Inside Athena: The Father And New Grandfather Who Is Lanessa’s Occupational Therapy Assistant
WEBSTER, M.A. — Lanessa Extended Care‘s Louis Pecore has put others before himself since a young age. Being the oldest of seven, Pecore began to care for his siblings when just a few years old.
At age seven, he started to help care for his grandparents’ house and did that for five years before finding a job on a dairy farm. His mom never had to tell him to do something twice. He later landed a job at a warehouse where he worked for 10 years. He suffered a back injury and wasn’t able to do the work anymore. Pecore’s journey into the healthcare industry soon followed.
“The lady who was in charge of the company that I was getting therapy from said, ‘Why don’t you become a therapist?’” Pecore said.
Pecore is now a Certified Occupational Therapy Assistant at Lanessa in Webster, Massachusetts. He joined the team 17 years ago. A main part of his job revolves around residents’ desires to be more independent. He works with balance, strength, safety awareness, and exercising with residents. The first few days are aimed toward learning about their own personal goals.
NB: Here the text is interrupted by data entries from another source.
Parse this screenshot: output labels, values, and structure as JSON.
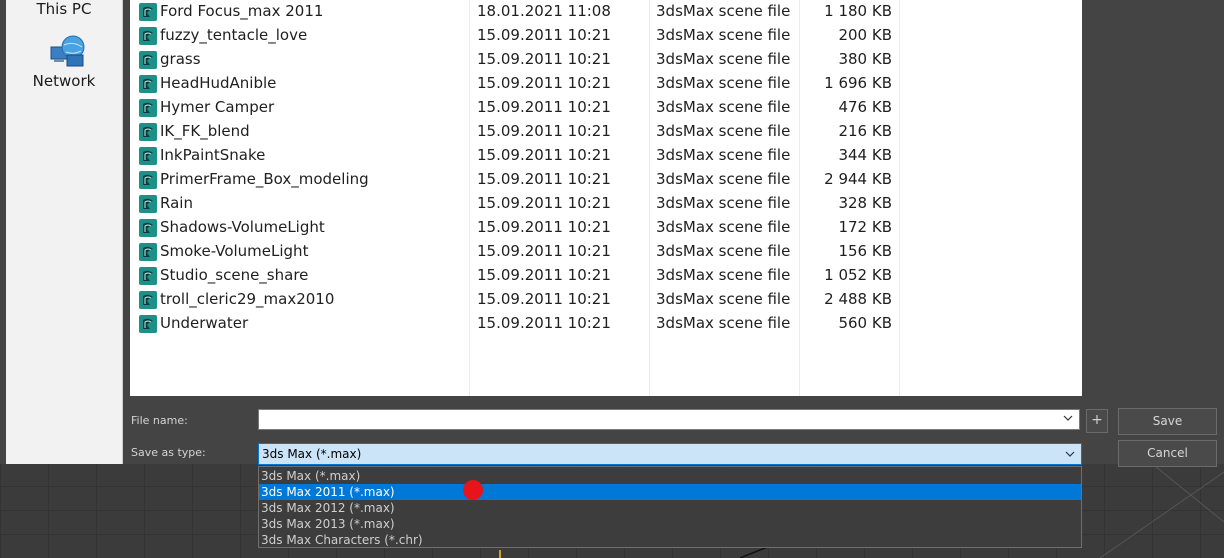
{
  "nav": {
    "this_pc": "This PC",
    "network": "Network"
  },
  "files": [
    {
      "name": "Ford Focus_max 2011",
      "date": "18.01.2021 11:08",
      "type": "3dsMax scene file",
      "size": "1 180 KB"
    },
    {
      "name": "fuzzy_tentacle_love",
      "date": "15.09.2011 10:21",
      "type": "3dsMax scene file",
      "size": "200 KB"
    },
    {
      "name": "grass",
      "date": "15.09.2011 10:21",
      "type": "3dsMax scene file",
      "size": "380 KB"
    },
    {
      "name": "HeadHudAnible",
      "date": "15.09.2011 10:21",
      "type": "3dsMax scene file",
      "size": "1 696 KB"
    },
    {
      "name": "Hymer Camper",
      "date": "15.09.2011 10:21",
      "type": "3dsMax scene file",
      "size": "476 KB"
    },
    {
      "name": "IK_FK_blend",
      "date": "15.09.2011 10:21",
      "type": "3dsMax scene file",
      "size": "216 KB"
    },
    {
      "name": "InkPaintSnake",
      "date": "15.09.2011 10:21",
      "type": "3dsMax scene file",
      "size": "344 KB"
    },
    {
      "name": "PrimerFrame_Box_modeling",
      "date": "15.09.2011 10:21",
      "type": "3dsMax scene file",
      "size": "2 944 KB"
    },
    {
      "name": "Rain",
      "date": "15.09.2011 10:21",
      "type": "3dsMax scene file",
      "size": "328 KB"
    },
    {
      "name": "Shadows-VolumeLight",
      "date": "15.09.2011 10:21",
      "type": "3dsMax scene file",
      "size": "172 KB"
    },
    {
      "name": "Smoke-VolumeLight",
      "date": "15.09.2011 10:21",
      "type": "3dsMax scene file",
      "size": "156 KB"
    },
    {
      "name": "Studio_scene_share",
      "date": "15.09.2011 10:21",
      "type": "3dsMax scene file",
      "size": "1 052 KB"
    },
    {
      "name": "troll_cleric29_max2010",
      "date": "15.09.2011 10:21",
      "type": "3dsMax scene file",
      "size": "2 488 KB"
    },
    {
      "name": "Underwater",
      "date": "15.09.2011 10:21",
      "type": "3dsMax scene file",
      "size": "560 KB"
    }
  ],
  "form": {
    "filename_label": "File name:",
    "filename_value": "",
    "saveas_label": "Save as type:",
    "saveas_value": "3ds Max (*.max)",
    "plus_label": "+",
    "save_label": "Save",
    "cancel_label": "Cancel"
  },
  "dropdown_options": [
    {
      "label": "3ds Max (*.max)",
      "selected": false
    },
    {
      "label": "3ds Max 2011 (*.max)",
      "selected": true
    },
    {
      "label": "3ds Max 2012 (*.max)",
      "selected": false
    },
    {
      "label": "3ds Max 2013 (*.max)",
      "selected": false
    },
    {
      "label": "3ds Max Characters (*.chr)",
      "selected": false
    }
  ],
  "colors": {
    "selection": "#0078d7",
    "cursor": "#e8141c",
    "file_icon": "#1f8f8a"
  },
  "icons": {
    "file": "3dsmax-file-icon",
    "network": "network-icon",
    "chevron": "chevron-down-icon"
  }
}
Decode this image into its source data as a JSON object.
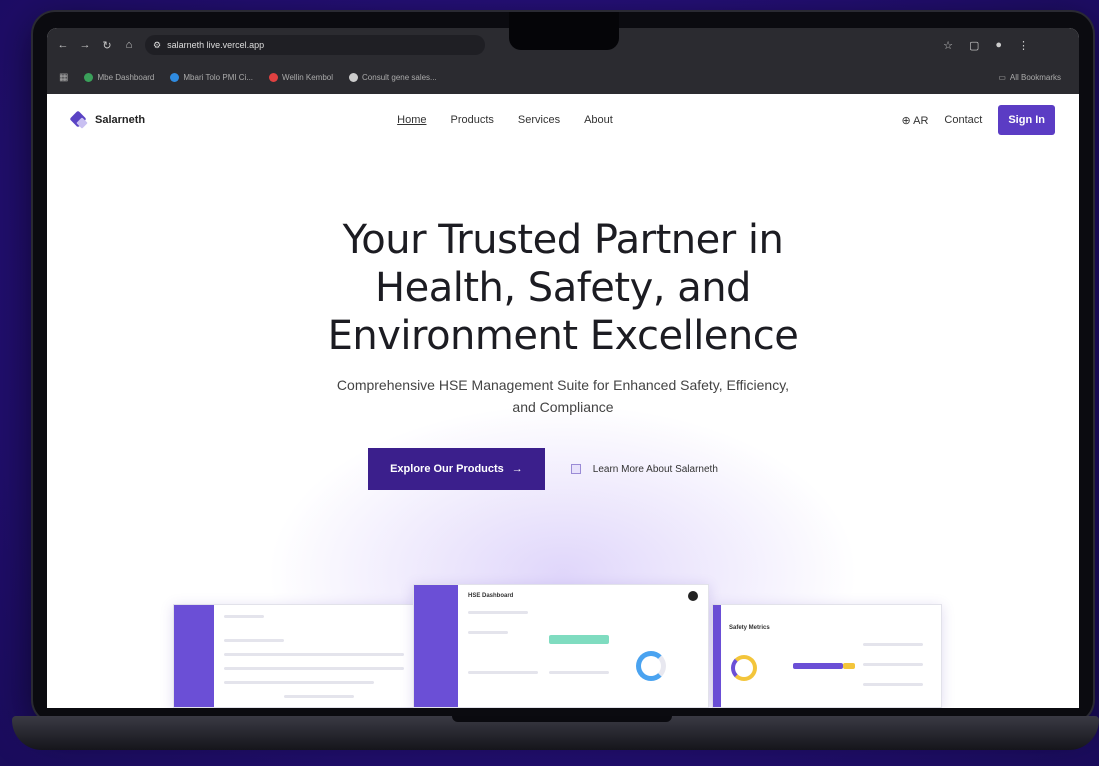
{
  "browser": {
    "url": "salarneth live.vercel.app",
    "bookmarks": [
      {
        "label": "Mbe Dashboard",
        "color": "#3aa05a"
      },
      {
        "label": "Mbari Tolo PMI Ci...",
        "color": "#2f8be0"
      },
      {
        "label": "Wellin Kembol",
        "color": "#e04141"
      },
      {
        "label": "Consult gene sales...",
        "color": "#cccccc"
      }
    ],
    "bookmarks_right": "All Bookmarks"
  },
  "site": {
    "brand": "Salarneth",
    "nav": [
      "Home",
      "Products",
      "Services",
      "About"
    ],
    "lang": "AR",
    "contact": "Contact",
    "signin": "Sign In"
  },
  "hero": {
    "title_line1": "Your Trusted Partner in",
    "title_line2": "Health, Safety, and",
    "title_line3": "Environment Excellence",
    "subtitle": "Comprehensive HSE Management Suite for Enhanced Safety, Efficiency, and Compliance",
    "cta_primary": "Explore Our Products",
    "cta_arrow": "→",
    "cta_secondary": "Learn More About Salarneth"
  },
  "previews": {
    "center_title": "HSE Dashboard",
    "right_title": "Safety Metrics"
  },
  "colors": {
    "accent": "#5b3cc4",
    "cta_dark": "#3b1f8c",
    "background": "#26107a"
  }
}
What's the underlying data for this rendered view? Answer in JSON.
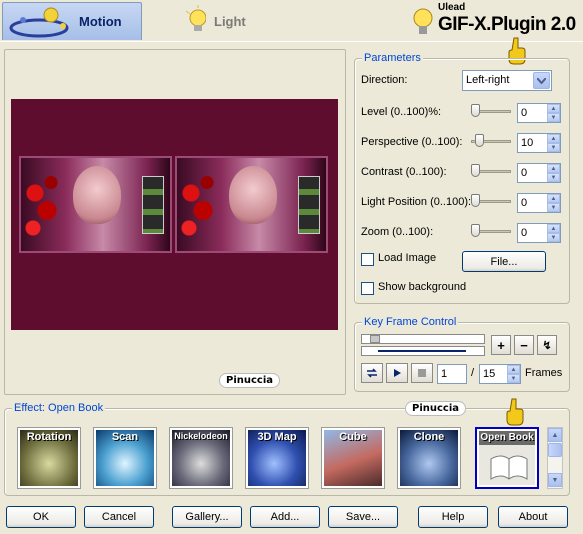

Prior to joining Lanessa, he worked in other healthcare jobs across New England. One of those positions included work in an acute respiratory unit. His mission was to help people get off ventilators, but decided to find a new job after several patients passed away.
“Lanessa came up as a job opportunity for me and I knew the manager here and they knew me very well so they said, “Come with us here at Lanessa,'” he said. “This is not really a job for me. It’s more like family.”
Pecore has become a known face around Lanessa. He stops by to speak to those at the center and acknowledges that patients in the memory care unit know his face. He says he chose this field because he was meant to help people and improve lives.
“It makes me feel real good when somebody’s strong enough and able to go home again. Doesn’t matter if they’re walking or in a wheelchair, if they’re able to get strong enough so they can back to home,” the father of three said.
He recalls one woman’s road to recovery. She was told she wouldn’t walk again. He wanted to know what her goal was and her reply was to walk out the doors at the end of therapy. Pecore knew it was possible if she really wanted it to be. More than two months later, she did it, using a walker for support.
“I never thought I would be able to do it. Everybody told me I couldn’t do it. Nobody gave me any kind of confidence but you,” she told him.
“I was part of that. I was part of them being able to go home and finish off their life at home,” Pecore said.
Pecore, who recently became a first-time grandfather, says the journey never starts at the top of the mountain. There’s a process that goes into reaching goals and little milestones along the way. For example, he said if someone wants to open a door, there are things that have to be accomplished prior to that such as standing, moving back, lifting an arm, and more.
He adds his goal of working at Lanessa is to make people as independent as possible.